(Collection entries)
# # # # # # #

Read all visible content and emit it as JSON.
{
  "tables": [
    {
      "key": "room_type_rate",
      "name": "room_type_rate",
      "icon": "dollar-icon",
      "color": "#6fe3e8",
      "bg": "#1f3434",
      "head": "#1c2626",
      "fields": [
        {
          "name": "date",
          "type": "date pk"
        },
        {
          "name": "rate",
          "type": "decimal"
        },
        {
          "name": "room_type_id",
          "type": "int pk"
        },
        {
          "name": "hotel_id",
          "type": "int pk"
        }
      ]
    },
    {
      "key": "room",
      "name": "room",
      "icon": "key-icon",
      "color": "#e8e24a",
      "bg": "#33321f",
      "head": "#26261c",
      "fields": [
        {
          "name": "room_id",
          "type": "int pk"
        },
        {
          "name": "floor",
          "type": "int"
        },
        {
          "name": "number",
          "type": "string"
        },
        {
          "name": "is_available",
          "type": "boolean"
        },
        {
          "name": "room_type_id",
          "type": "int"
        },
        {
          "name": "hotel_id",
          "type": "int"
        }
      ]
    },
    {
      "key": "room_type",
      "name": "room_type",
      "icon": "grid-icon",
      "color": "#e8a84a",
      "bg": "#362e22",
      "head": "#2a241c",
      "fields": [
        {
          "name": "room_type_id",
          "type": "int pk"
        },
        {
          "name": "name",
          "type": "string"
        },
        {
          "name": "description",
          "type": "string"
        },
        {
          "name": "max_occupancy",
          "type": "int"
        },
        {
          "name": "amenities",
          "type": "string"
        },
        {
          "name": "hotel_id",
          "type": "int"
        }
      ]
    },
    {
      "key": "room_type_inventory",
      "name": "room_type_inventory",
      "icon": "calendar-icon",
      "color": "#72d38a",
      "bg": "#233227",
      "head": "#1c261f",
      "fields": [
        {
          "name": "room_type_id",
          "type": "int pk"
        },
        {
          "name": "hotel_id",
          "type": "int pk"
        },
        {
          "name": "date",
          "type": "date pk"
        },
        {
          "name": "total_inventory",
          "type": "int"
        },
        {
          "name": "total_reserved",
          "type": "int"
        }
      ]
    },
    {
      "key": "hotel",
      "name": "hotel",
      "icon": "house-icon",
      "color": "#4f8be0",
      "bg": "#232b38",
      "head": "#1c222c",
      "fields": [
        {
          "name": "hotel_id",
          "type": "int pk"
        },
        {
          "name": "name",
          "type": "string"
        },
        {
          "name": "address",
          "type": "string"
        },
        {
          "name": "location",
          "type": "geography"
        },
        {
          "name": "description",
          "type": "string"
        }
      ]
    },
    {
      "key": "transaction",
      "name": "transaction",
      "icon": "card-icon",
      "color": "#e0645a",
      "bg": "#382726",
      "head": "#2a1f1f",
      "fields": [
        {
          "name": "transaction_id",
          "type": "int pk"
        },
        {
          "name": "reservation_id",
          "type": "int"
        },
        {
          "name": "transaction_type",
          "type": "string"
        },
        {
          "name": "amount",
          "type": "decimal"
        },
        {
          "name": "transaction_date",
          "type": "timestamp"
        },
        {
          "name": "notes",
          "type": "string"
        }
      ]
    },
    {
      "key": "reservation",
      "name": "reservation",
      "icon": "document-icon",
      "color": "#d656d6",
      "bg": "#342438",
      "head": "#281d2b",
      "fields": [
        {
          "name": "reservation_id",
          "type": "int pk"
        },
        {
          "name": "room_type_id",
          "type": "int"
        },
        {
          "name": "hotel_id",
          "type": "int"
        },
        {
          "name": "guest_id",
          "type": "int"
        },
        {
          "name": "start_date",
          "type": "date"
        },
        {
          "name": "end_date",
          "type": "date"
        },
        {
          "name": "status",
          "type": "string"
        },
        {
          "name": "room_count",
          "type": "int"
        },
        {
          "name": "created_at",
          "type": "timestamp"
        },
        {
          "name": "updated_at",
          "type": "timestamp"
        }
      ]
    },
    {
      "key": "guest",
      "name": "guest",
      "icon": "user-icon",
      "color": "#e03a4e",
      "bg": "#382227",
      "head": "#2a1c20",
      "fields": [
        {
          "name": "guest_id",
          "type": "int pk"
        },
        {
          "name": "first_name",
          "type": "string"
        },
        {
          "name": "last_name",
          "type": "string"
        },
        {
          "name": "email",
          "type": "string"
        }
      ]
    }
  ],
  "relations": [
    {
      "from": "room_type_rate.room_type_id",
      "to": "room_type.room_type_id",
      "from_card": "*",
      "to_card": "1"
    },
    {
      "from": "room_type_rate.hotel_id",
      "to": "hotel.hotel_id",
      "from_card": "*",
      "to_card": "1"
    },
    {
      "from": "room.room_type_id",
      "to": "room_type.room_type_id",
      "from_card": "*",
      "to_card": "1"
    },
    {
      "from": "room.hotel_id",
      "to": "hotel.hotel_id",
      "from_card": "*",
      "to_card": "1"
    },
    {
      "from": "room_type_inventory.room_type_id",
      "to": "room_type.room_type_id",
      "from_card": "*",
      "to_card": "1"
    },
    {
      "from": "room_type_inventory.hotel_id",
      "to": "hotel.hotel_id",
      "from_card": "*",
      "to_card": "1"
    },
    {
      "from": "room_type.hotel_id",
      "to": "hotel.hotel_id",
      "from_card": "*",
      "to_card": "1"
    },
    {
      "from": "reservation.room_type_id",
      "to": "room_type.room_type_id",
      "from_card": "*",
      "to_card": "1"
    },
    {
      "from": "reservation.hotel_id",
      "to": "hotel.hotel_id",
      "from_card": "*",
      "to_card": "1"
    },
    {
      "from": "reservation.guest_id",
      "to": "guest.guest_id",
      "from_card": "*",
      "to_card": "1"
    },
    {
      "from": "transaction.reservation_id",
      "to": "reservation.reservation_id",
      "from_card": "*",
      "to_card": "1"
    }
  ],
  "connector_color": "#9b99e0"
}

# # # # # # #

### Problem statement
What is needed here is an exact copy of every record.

### Reply
Read all visible content and emit it as JSON.
{
  "tables": [
    {
      "key": "room_type_rate",
      "name": "room_type_rate",
      "icon": "dollar-icon",
      "color": "#6fe3e8",
      "bg": "#1f3434",
      "head": "#1c2626",
      "fields": [
        {
          "name": "date",
          "type": "date pk"
        },
        {
          "name": "rate",
          "type": "decimal"
        },
        {
          "name": "room_type_id",
          "type": "int pk"
        },
        {
          "name": "hotel_id",
          "type": "int pk"
        }
      ]
    },
    {
      "key": "room",
      "name": "room",
      "icon": "key-icon",
      "color": "#e8e24a",
      "bg": "#33321f",
      "head": "#26261c",
      "fields": [
        {
          "name": "room_id",
          "type": "int pk"
        },
        {
          "name": "floor",
          "type": "int"
        },
        {
          "name": "number",
          "type": "string"
        },
        {
          "name": "is_available",
          "type": "boolean"
        },
        {
          "name": "room_type_id",
          "type": "int"
        },
        {
          "name": "hotel_id",
          "type": "int"
        }
      ]
    },
    {
      "key": "room_type",
      "name": "room_type",
      "icon": "grid-icon",
      "color": "#e8a84a",
      "bg": "#362e22",
      "head": "#2a241c",
      "fields": [
        {
          "name": "room_type_id",
          "type": "int pk"
        },
        {
          "name": "name",
          "type": "string"
        },
        {
          "name": "description",
          "type": "string"
        },
        {
          "name": "max_occupancy",
          "type": "int"
        },
        {
          "name": "amenities",
          "type": "string"
        },
        {
          "name": "hotel_id",
          "type": "int"
        }
      ]
    },
    {
      "key": "room_type_inventory",
      "name": "room_type_inventory",
      "icon": "calendar-icon",
      "color": "#72d38a",
      "bg": "#233227",
      "head": "#1c261f",
      "fields": [
        {
          "name": "room_type_id",
          "type": "int pk"
        },
        {
          "name": "hotel_id",
          "type": "int pk"
        },
        {
          "name": "date",
          "type": "date pk"
        },
        {
          "name": "total_inventory",
          "type": "int"
        },
        {
          "name": "total_reserved",
          "type": "int"
        }
      ]
    },
    {
      "key": "hotel",
      "name": "hotel",
      "icon": "house-icon",
      "color": "#4f8be0",
      "bg": "#232b38",
      "head": "#1c222c",
      "fields": [
        {
          "name": "hotel_id",
          "type": "int pk"
        },
        {
          "name": "name",
          "type": "string"
        },
        {
          "name": "address",
          "type": "string"
        },
        {
          "name": "location",
          "type": "geography"
        },
        {
          "name": "description",
          "type": "string"
        }
      ]
    },
    {
      "key": "transaction",
      "name": "transaction",
      "icon": "card-icon",
      "color": "#e0645a",
      "bg": "#382726",
      "head": "#2a1f1f",
      "fields": [
        {
          "name": "transaction_id",
          "type": "int pk"
        },
        {
          "name": "reservation_id",
          "type": "int"
        },
        {
          "name": "transaction_type",
          "type": "string"
        },
        {
          "name": "amount",
          "type": "decimal"
        },
        {
          "name": "transaction_date",
          "type": "timestamp"
        },
        {
          "name": "notes",
          "type": "string"
        }
      ]
    },
    {
      "key": "reservation",
      "name": "reservation",
      "icon": "document-icon",
      "color": "#d656d6",
      "bg": "#342438",
      "head": "#281d2b",
      "fields": [
        {
          "name": "reservation_id",
          "type": "int pk"
        },
        {
          "name": "room_type_id",
          "type": "int"
        },
        {
          "name": "hotel_id",
          "type": "int"
        },
        {
          "name": "guest_id",
          "type": "int"
        },
        {
          "name": "start_date",
          "type": "date"
        },
        {
          "name": "end_date",
          "type": "date"
        },
        {
          "name": "status",
          "type": "string"
        },
        {
          "name": "room_count",
          "type": "int"
        },
        {
          "name": "created_at",
          "type": "timestamp"
        },
        {
          "name": "updated_at",
          "type": "timestamp"
        }
      ]
    },
    {
      "key": "guest",
      "name": "guest",
      "icon": "user-icon",
      "color": "#e03a4e",
      "bg": "#382227",
      "head": "#2a1c20",
      "fields": [
        {
          "name": "guest_id",
          "type": "int pk"
        },
        {
          "name": "first_name",
          "type": "string"
        },
        {
          "name": "last_name",
          "type": "string"
        },
        {
          "name": "email",
          "type": "string"
        }
      ]
    }
  ],
  "relations": [
    {
      "from": "room_type_rate.room_type_id",
      "to": "room_type.room_type_id",
      "from_card": "*",
      "to_card": "1"
    },
    {
      "from": "room_type_rate.hotel_id",
      "to": "hotel.hotel_id",
      "from_card": "*",
      "to_card": "1"
    },
    {
      "from": "room.room_type_id",
      "to": "room_type.room_type_id",
      "from_card": "*",
      "to_card": "1"
    },
    {
      "from": "room.hotel_id",
      "to": "hotel.hotel_id",
      "from_card": "*",
      "to_card": "1"
    },
    {
      "from": "room_type_inventory.room_type_id",
      "to": "room_type.room_type_id",
      "from_card": "*",
      "to_card": "1"
    },
    {
      "from": "room_type_inventory.hotel_id",
      "to": "hotel.hotel_id",
      "from_card": "*",
      "to_card": "1"
    },
    {
      "from": "room_type.hotel_id",
      "to": "hotel.hotel_id",
      "from_card": "*",
      "to_card": "1"
    },
    {
      "from": "reservation.room_type_id",
      "to": "room_type.room_type_id",
      "from_card": "*",
      "to_card": "1"
    },
    {
      "from": "reservation.hotel_id",
      "to": "hotel.hotel_id",
      "from_card": "*",
      "to_card": "1"
    },
    {
      "from": "reservation.guest_id",
      "to": "guest.guest_id",
      "from_card": "*",
      "to_card": "1"
    },
    {
      "from": "transaction.reservation_id",
      "to": "reservation.reservation_id",
      "from_card": "*",
      "to_card": "1"
    }
  ],
  "connector_color": "#9b99e0"
}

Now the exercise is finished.